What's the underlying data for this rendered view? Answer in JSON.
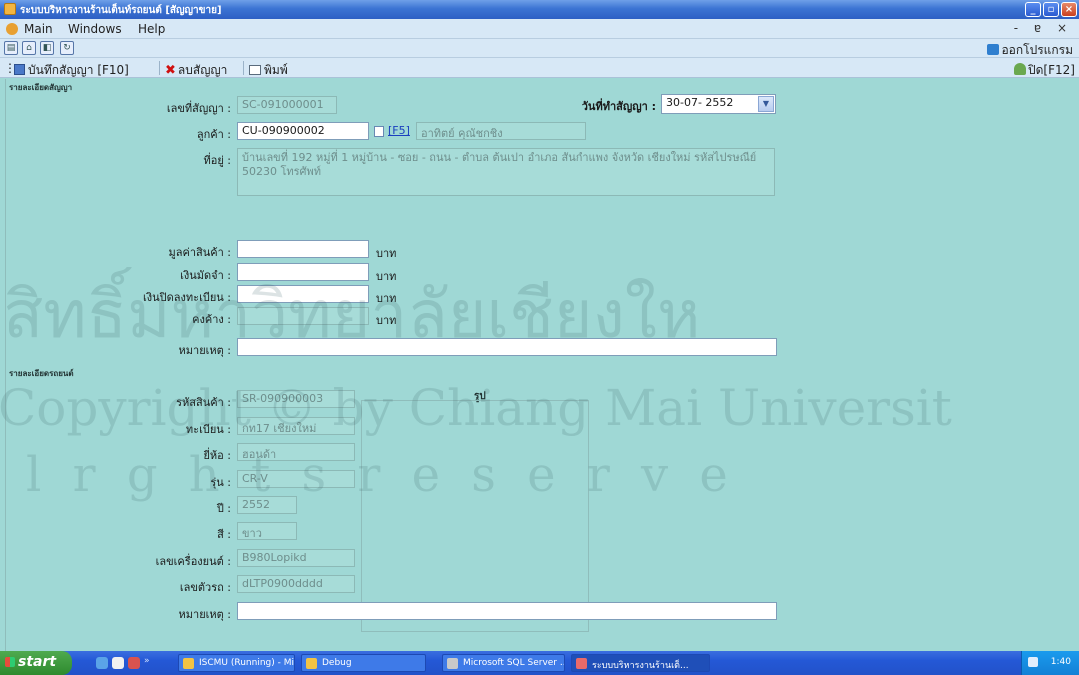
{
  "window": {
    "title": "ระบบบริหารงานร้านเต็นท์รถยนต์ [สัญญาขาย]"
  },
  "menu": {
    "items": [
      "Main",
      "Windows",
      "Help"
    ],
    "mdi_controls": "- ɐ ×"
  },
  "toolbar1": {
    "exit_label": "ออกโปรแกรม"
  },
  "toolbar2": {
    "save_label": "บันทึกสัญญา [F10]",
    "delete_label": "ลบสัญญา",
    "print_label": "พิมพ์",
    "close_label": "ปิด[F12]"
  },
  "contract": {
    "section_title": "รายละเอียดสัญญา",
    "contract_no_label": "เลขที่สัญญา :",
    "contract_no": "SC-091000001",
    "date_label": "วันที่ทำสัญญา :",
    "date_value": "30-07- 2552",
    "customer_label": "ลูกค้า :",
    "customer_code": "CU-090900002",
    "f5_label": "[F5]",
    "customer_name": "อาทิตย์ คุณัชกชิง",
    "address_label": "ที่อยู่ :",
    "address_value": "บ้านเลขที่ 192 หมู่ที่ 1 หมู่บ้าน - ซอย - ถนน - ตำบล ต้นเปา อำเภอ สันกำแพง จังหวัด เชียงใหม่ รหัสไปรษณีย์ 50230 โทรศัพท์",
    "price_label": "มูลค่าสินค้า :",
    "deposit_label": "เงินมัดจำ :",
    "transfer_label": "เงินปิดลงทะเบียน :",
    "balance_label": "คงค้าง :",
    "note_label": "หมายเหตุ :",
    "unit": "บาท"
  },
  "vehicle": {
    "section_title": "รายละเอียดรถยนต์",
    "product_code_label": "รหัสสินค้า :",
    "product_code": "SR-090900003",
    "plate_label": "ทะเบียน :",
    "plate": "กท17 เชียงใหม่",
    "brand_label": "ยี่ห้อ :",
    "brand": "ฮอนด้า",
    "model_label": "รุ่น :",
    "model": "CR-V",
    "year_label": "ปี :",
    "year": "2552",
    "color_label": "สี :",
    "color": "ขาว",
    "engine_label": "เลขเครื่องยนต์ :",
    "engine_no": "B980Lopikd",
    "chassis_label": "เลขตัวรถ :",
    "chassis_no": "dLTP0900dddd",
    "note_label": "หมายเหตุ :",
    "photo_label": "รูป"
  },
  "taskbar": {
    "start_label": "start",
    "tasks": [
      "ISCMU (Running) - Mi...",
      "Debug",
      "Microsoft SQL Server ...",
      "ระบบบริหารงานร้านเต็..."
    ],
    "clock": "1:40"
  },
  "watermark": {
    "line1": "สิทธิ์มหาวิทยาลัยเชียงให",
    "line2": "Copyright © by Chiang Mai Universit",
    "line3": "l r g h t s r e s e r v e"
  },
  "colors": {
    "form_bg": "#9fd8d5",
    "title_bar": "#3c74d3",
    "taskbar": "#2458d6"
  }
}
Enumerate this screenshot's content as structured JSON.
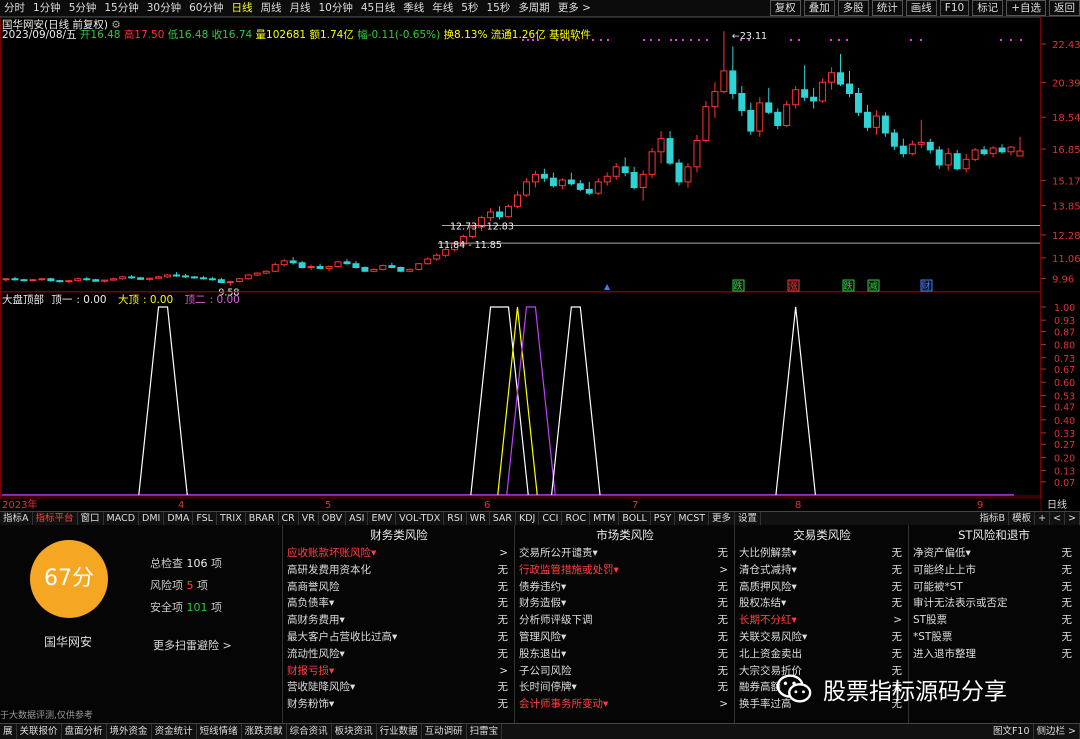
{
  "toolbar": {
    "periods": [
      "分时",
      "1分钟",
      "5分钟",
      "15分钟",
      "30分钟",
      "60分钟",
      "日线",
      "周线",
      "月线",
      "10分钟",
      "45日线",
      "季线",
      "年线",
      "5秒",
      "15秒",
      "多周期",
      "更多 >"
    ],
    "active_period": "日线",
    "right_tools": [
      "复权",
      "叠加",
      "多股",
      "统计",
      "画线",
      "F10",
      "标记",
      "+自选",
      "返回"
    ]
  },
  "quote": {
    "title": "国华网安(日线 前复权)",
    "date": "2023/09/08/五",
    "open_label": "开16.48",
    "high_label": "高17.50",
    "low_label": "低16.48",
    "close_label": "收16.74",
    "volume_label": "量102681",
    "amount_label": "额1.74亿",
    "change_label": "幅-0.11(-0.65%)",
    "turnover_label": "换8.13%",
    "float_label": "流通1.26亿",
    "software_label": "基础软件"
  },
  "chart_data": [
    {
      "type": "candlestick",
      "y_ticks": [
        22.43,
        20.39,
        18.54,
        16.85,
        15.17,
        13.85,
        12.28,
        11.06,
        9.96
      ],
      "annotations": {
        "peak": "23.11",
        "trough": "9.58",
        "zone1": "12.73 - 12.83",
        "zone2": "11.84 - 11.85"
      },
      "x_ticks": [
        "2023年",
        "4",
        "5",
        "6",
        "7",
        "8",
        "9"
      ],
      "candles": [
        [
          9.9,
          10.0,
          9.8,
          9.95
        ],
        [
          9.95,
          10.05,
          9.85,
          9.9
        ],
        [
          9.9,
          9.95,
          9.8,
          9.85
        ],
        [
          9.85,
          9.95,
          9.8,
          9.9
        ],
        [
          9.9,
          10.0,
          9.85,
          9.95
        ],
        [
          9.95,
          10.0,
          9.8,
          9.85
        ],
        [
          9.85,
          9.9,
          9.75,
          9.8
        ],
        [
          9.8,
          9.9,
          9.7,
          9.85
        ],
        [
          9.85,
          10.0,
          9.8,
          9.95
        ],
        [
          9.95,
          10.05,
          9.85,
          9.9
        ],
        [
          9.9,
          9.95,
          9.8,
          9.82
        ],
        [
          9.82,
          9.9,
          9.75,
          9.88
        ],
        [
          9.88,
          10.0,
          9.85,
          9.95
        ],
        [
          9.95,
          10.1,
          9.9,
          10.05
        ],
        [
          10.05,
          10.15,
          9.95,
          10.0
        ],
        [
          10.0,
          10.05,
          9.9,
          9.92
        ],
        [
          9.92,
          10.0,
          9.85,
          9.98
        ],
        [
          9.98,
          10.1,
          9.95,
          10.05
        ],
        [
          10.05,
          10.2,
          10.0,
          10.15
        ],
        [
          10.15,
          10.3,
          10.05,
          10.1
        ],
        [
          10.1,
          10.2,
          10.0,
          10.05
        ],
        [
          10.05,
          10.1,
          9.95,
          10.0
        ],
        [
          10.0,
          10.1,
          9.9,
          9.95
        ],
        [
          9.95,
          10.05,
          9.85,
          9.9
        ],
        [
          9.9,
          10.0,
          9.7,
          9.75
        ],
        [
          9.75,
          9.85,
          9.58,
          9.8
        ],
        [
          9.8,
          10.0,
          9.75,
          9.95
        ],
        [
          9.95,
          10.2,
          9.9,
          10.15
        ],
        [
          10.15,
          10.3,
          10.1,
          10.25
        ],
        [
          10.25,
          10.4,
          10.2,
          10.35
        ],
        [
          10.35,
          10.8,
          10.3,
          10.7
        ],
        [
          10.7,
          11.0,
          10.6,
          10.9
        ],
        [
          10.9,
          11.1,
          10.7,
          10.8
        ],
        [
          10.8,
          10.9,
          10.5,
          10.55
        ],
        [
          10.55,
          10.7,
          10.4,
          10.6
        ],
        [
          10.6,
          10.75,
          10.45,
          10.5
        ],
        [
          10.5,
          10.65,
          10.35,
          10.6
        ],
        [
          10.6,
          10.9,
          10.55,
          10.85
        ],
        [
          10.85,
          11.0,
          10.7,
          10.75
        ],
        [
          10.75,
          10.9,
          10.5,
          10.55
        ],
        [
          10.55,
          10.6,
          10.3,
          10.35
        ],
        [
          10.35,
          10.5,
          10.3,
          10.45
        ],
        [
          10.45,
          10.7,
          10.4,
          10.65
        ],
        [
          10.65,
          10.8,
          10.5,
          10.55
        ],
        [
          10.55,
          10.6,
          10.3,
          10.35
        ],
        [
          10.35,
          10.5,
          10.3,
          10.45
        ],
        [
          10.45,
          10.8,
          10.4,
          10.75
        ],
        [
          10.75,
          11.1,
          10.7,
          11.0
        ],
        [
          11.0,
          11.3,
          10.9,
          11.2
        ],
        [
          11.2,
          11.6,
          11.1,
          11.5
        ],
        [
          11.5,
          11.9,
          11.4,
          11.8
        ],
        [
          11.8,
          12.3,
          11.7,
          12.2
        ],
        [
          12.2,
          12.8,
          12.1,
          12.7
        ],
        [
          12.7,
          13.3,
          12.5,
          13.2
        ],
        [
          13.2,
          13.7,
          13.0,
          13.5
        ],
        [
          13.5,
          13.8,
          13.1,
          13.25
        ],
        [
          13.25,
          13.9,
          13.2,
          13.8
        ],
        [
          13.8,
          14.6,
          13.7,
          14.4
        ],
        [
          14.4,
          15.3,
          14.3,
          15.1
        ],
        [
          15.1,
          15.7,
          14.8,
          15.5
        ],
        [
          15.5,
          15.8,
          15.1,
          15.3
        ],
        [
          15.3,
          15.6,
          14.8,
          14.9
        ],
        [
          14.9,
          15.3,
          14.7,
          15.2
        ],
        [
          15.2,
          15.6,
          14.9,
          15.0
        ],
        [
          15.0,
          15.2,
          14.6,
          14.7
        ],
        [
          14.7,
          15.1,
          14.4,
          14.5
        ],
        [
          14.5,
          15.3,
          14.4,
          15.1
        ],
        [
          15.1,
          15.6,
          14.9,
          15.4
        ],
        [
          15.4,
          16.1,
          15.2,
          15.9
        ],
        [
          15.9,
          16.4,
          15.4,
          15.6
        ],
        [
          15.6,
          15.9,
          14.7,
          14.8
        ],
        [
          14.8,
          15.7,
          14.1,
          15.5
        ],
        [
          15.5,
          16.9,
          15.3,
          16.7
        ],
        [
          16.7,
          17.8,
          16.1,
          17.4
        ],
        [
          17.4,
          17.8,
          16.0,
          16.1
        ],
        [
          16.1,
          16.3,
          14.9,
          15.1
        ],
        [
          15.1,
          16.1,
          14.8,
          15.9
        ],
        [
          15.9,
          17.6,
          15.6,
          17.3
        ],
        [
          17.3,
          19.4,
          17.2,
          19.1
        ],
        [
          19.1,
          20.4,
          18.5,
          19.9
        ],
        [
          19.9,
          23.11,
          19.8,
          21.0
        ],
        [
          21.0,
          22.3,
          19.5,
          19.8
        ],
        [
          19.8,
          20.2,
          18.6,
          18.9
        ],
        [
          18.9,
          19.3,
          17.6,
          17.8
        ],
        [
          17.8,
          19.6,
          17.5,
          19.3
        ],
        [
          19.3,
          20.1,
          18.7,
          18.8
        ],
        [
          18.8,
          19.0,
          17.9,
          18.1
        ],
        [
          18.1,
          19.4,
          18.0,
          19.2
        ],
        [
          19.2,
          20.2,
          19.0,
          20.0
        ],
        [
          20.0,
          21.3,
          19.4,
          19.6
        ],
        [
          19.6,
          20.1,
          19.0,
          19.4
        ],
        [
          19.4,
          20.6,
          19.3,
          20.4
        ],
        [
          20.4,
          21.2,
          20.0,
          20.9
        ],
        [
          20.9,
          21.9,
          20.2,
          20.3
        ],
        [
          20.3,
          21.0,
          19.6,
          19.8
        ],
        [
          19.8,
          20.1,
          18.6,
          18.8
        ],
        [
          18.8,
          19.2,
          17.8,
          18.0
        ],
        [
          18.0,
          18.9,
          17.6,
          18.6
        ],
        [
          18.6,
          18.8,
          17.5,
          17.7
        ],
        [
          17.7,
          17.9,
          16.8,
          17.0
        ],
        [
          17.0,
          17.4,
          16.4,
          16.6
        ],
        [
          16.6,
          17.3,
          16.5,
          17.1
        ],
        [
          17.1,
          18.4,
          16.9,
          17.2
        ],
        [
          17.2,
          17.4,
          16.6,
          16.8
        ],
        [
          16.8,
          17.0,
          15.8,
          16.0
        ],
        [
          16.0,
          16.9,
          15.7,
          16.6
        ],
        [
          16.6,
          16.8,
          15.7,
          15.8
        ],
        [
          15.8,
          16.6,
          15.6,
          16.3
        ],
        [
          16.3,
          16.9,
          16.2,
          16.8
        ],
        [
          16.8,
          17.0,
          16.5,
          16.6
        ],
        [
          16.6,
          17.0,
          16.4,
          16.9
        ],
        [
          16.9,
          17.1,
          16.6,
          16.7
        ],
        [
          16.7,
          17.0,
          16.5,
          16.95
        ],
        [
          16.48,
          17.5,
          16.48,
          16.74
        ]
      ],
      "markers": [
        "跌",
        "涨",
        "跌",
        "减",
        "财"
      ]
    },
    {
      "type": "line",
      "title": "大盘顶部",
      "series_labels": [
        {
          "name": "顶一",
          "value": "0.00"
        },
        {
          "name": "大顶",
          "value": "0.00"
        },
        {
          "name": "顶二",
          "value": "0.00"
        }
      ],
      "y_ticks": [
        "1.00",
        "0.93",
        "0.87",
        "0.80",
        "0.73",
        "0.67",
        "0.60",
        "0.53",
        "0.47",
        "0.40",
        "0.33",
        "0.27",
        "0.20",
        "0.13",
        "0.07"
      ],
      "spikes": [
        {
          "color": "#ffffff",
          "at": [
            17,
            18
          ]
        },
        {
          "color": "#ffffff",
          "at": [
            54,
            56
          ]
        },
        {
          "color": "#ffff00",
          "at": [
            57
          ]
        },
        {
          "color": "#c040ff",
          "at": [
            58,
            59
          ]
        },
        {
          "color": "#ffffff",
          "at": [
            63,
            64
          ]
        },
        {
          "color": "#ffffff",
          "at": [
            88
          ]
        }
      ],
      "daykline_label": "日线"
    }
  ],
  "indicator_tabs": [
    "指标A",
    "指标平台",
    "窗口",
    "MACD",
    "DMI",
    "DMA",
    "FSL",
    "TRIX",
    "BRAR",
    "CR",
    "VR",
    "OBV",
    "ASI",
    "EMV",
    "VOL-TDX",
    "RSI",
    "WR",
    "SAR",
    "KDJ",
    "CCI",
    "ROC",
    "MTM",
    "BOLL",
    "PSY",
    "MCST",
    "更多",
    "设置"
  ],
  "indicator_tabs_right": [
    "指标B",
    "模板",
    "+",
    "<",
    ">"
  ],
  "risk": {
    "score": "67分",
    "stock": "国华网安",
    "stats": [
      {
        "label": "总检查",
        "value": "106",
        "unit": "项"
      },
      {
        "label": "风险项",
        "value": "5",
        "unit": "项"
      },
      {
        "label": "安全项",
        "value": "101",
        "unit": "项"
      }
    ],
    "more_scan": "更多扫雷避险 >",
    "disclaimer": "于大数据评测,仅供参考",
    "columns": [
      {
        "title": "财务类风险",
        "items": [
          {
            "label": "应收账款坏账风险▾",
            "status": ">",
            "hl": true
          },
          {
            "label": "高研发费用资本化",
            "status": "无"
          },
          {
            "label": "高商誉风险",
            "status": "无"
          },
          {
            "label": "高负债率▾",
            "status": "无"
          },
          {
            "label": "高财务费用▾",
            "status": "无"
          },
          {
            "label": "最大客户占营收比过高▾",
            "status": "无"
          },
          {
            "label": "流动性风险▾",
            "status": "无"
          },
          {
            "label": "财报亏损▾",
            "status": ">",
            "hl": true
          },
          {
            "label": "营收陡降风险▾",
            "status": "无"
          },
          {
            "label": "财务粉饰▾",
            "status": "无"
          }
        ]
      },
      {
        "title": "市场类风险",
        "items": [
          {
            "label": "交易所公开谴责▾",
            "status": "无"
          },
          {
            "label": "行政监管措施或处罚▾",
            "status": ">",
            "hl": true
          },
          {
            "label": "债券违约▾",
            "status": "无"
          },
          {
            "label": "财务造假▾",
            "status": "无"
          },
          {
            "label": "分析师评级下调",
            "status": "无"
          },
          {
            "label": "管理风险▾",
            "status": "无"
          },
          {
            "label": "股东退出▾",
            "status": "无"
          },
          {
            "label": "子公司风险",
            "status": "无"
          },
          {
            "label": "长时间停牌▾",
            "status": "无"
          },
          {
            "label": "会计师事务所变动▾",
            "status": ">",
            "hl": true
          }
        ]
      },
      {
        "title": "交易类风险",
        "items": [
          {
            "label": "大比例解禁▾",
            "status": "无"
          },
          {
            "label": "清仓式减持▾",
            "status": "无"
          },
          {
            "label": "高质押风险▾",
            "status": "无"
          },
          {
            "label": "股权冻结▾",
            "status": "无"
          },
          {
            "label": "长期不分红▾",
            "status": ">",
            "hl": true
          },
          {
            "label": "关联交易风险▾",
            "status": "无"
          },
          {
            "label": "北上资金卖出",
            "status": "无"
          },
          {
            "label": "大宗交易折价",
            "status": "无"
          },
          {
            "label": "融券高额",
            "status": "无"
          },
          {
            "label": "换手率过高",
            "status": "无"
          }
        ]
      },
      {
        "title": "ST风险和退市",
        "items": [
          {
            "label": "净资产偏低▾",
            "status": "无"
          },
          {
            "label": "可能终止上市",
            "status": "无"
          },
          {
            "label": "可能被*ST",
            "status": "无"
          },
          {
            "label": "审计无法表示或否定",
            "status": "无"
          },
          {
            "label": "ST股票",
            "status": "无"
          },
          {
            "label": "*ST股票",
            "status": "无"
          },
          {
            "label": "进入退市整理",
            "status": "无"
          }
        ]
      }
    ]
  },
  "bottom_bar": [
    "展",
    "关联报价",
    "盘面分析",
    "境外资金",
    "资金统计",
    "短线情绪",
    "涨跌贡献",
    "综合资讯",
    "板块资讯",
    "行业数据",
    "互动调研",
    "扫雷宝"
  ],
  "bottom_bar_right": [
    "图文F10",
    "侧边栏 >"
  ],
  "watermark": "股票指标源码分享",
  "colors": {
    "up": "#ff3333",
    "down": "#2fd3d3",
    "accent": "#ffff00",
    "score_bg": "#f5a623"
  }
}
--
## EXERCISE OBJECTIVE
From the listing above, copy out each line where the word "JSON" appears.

## RESPONSE
What's the underlying data for this rendered view? Answer in JSON.
Enumerate this screenshot's content as structured JSON.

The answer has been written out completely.